Website and app data records.
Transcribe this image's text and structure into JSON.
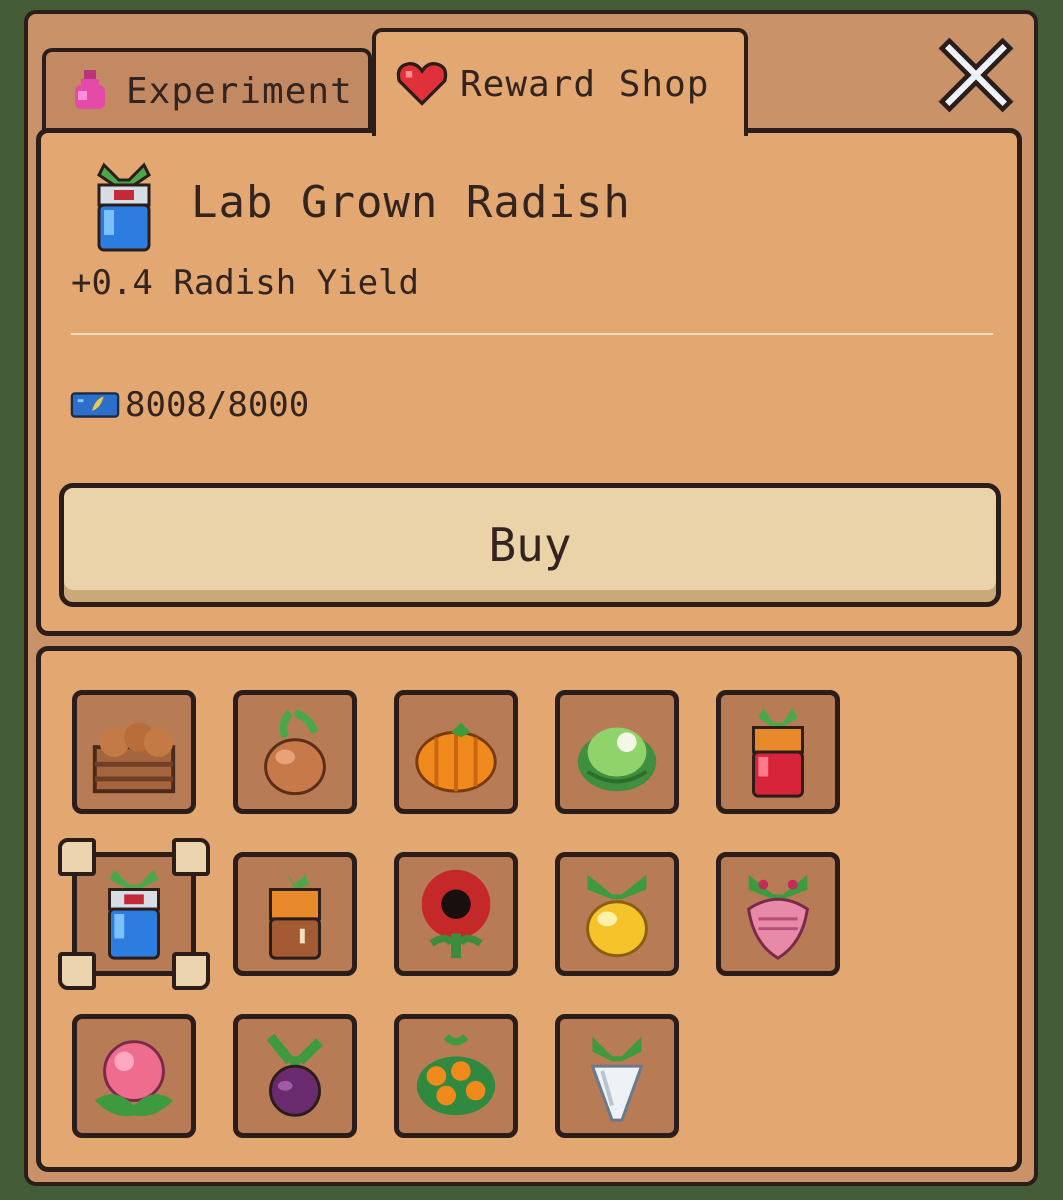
{
  "tabs": [
    {
      "label": "Experiment",
      "icon": "flask-icon",
      "active": false
    },
    {
      "label": "Reward Shop",
      "icon": "heart-icon",
      "active": true
    }
  ],
  "close": {
    "icon": "close-icon"
  },
  "selected_item": {
    "title": "Lab Grown Radish",
    "description": "+0.4 Radish Yield",
    "cost": "8008/8000",
    "currency_icon": "seed-ticket-icon",
    "buy_label": "Buy"
  },
  "grid_items": [
    {
      "name": "crate-of-potatoes"
    },
    {
      "name": "onion"
    },
    {
      "name": "pumpkin"
    },
    {
      "name": "cabbage"
    },
    {
      "name": "lab-grown-carrot-jar"
    },
    {
      "name": "lab-grown-radish",
      "selected": true
    },
    {
      "name": "lab-grown-pumpkin-jar"
    },
    {
      "name": "red-sunflower"
    },
    {
      "name": "golden-turnip"
    },
    {
      "name": "pink-beet"
    },
    {
      "name": "pink-flower-bud"
    },
    {
      "name": "purple-beet"
    },
    {
      "name": "orange-berry-bush"
    },
    {
      "name": "white-radish"
    }
  ],
  "colors": {
    "panel": "#e3a771",
    "window": "#c99268",
    "outline": "#2a1d1a",
    "button": "#ead3a9",
    "text": "#33241f"
  }
}
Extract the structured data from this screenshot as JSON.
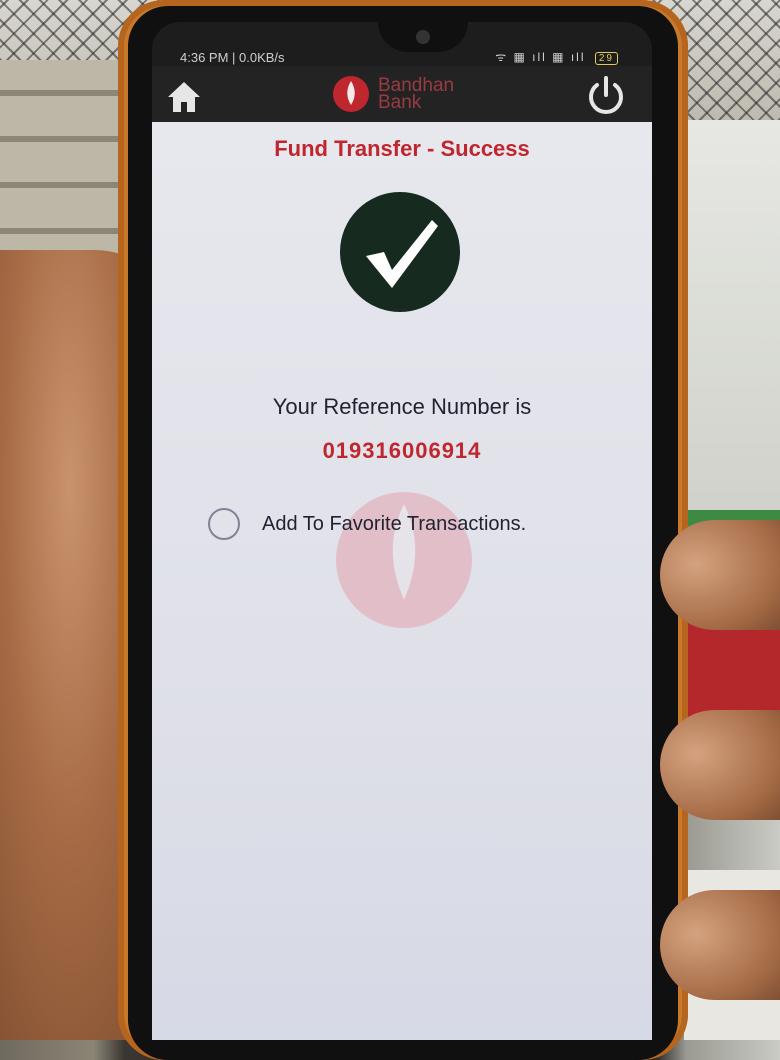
{
  "status_bar": {
    "time_net": "4:36 PM | 0.0KB/s",
    "icons": "ᯤ ▦ ıll ▦ ıll",
    "battery": "29"
  },
  "app_bar": {
    "logo_line1": "Bandhan",
    "logo_line2": "Bank",
    "brand_color": "#c0262e"
  },
  "main": {
    "title": "Fund Transfer - Success",
    "reference_label": "Your Reference Number is",
    "reference_number": "019316006914",
    "favorite_label": "Add To Favorite Transactions.",
    "favorite_checked": false
  },
  "icons": {
    "home": "home-icon",
    "power": "power-icon",
    "success": "checkmark-icon"
  }
}
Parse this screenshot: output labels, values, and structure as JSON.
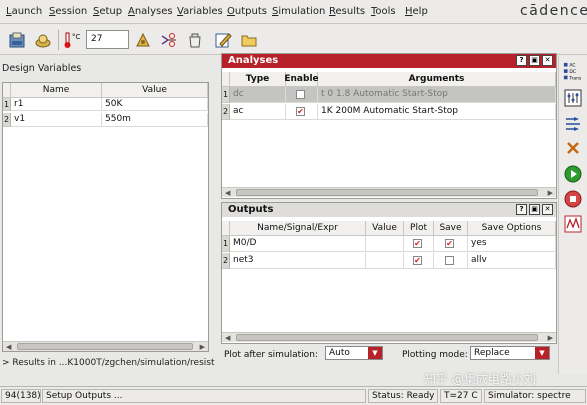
{
  "menu": [
    "Launch",
    "Session",
    "Setup",
    "Analyses",
    "Variables",
    "Outputs",
    "Simulation",
    "Results",
    "Tools",
    "Help"
  ],
  "menu_mnemonics": [
    "L",
    "S",
    "S",
    "A",
    "V",
    "O",
    "S",
    "R",
    "T",
    "H"
  ],
  "brand": "cādence",
  "toolbar": {
    "temp_unit": "°C",
    "temperature": "27"
  },
  "design_variables": {
    "title": "Design Variables",
    "headers": [
      "Name",
      "Value"
    ],
    "rows": [
      {
        "num": "1",
        "name": "r1",
        "value": "50K"
      },
      {
        "num": "2",
        "name": "v1",
        "value": "550m"
      }
    ]
  },
  "results_path": "> Results in ...K1000T/zgchen/simulation/resisti",
  "analyses": {
    "title": "Analyses",
    "headers": [
      "Type",
      "Enable",
      "Arguments"
    ],
    "rows": [
      {
        "num": "1",
        "type": "dc",
        "enabled": false,
        "args": "t 0 1.8 Automatic Start-Stop"
      },
      {
        "num": "2",
        "type": "ac",
        "enabled": true,
        "args": "1K 200M Automatic Start-Stop"
      }
    ]
  },
  "outputs": {
    "title": "Outputs",
    "headers": [
      "Name/Signal/Expr",
      "Value",
      "Plot",
      "Save",
      "Save Options"
    ],
    "rows": [
      {
        "num": "1",
        "name": "M0/D",
        "value": "",
        "plot": true,
        "save": true,
        "options": "yes"
      },
      {
        "num": "2",
        "name": "net3",
        "value": "",
        "plot": true,
        "save": false,
        "options": "allv"
      }
    ]
  },
  "plot_after": {
    "label": "Plot after simulation:",
    "value": "Auto"
  },
  "plotting_mode": {
    "label": "Plotting mode:",
    "value": "Replace"
  },
  "side_labels": {
    "ac": "AC",
    "dc": "DC",
    "trans": "Trans"
  },
  "watermark": "知乎 @集成电路小刘",
  "status": {
    "line": "94(138)",
    "message": "Setup Outputs ...",
    "state": "Status: Ready",
    "temp": "T=27 C",
    "simulator": "Simulator: spectre"
  },
  "colors": {
    "accent": "#b7212a",
    "check": "#d71d24"
  }
}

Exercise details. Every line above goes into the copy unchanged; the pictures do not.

Exercise response.
Transcribe this image's text and structure into JSON.
{
  "tabs": [
    {
      "label": "Experiment",
      "icon": "flask-icon",
      "active": false
    },
    {
      "label": "Reward Shop",
      "icon": "heart-icon",
      "active": true
    }
  ],
  "close": {
    "icon": "close-icon"
  },
  "selected_item": {
    "title": "Lab Grown Radish",
    "description": "+0.4 Radish Yield",
    "cost": "8008/8000",
    "currency_icon": "seed-ticket-icon",
    "buy_label": "Buy"
  },
  "grid_items": [
    {
      "name": "crate-of-potatoes"
    },
    {
      "name": "onion"
    },
    {
      "name": "pumpkin"
    },
    {
      "name": "cabbage"
    },
    {
      "name": "lab-grown-carrot-jar"
    },
    {
      "name": "lab-grown-radish",
      "selected": true
    },
    {
      "name": "lab-grown-pumpkin-jar"
    },
    {
      "name": "red-sunflower"
    },
    {
      "name": "golden-turnip"
    },
    {
      "name": "pink-beet"
    },
    {
      "name": "pink-flower-bud"
    },
    {
      "name": "purple-beet"
    },
    {
      "name": "orange-berry-bush"
    },
    {
      "name": "white-radish"
    }
  ],
  "colors": {
    "panel": "#e3a771",
    "window": "#c99268",
    "outline": "#2a1d1a",
    "button": "#ead3a9",
    "text": "#33241f"
  }
}
Extract the structured data from this screenshot as JSON.
{
  "status_bar": {
    "time_net": "4:36 PM | 0.0KB/s",
    "icons": "ᯤ ▦ ıll ▦ ıll",
    "battery": "29"
  },
  "app_bar": {
    "logo_line1": "Bandhan",
    "logo_line2": "Bank",
    "brand_color": "#c0262e"
  },
  "main": {
    "title": "Fund Transfer - Success",
    "reference_label": "Your Reference Number is",
    "reference_number": "019316006914",
    "favorite_label": "Add To Favorite Transactions.",
    "favorite_checked": false
  },
  "icons": {
    "home": "home-icon",
    "power": "power-icon",
    "success": "checkmark-icon"
  }
}
Parse this screenshot: output labels, values, and structure as JSON.
{
  "menu": [
    "Launch",
    "Session",
    "Setup",
    "Analyses",
    "Variables",
    "Outputs",
    "Simulation",
    "Results",
    "Tools",
    "Help"
  ],
  "menu_mnemonics": [
    "L",
    "S",
    "S",
    "A",
    "V",
    "O",
    "S",
    "R",
    "T",
    "H"
  ],
  "brand": "cādence",
  "toolbar": {
    "temp_unit": "°C",
    "temperature": "27"
  },
  "design_variables": {
    "title": "Design Variables",
    "headers": [
      "Name",
      "Value"
    ],
    "rows": [
      {
        "num": "1",
        "name": "r1",
        "value": "50K"
      },
      {
        "num": "2",
        "name": "v1",
        "value": "550m"
      }
    ]
  },
  "results_path": "> Results in ...K1000T/zgchen/simulation/resisti",
  "analyses": {
    "title": "Analyses",
    "headers": [
      "Type",
      "Enable",
      "Arguments"
    ],
    "rows": [
      {
        "num": "1",
        "type": "dc",
        "enabled": false,
        "args": "t 0 1.8 Automatic Start-Stop"
      },
      {
        "num": "2",
        "type": "ac",
        "enabled": true,
        "args": "1K 200M Automatic Start-Stop"
      }
    ]
  },
  "outputs": {
    "title": "Outputs",
    "headers": [
      "Name/Signal/Expr",
      "Value",
      "Plot",
      "Save",
      "Save Options"
    ],
    "rows": [
      {
        "num": "1",
        "name": "M0/D",
        "value": "",
        "plot": true,
        "save": true,
        "options": "yes"
      },
      {
        "num": "2",
        "name": "net3",
        "value": "",
        "plot": true,
        "save": false,
        "options": "allv"
      }
    ]
  },
  "plot_after": {
    "label": "Plot after simulation:",
    "value": "Auto"
  },
  "plotting_mode": {
    "label": "Plotting mode:",
    "value": "Replace"
  },
  "side_labels": {
    "ac": "AC",
    "dc": "DC",
    "trans": "Trans"
  },
  "watermark": "知乎 @集成电路小刘",
  "status": {
    "line": "94(138)",
    "message": "Setup Outputs ...",
    "state": "Status: Ready",
    "temp": "T=27 C",
    "simulator": "Simulator: spectre"
  },
  "colors": {
    "accent": "#b7212a",
    "check": "#d71d24"
  }
}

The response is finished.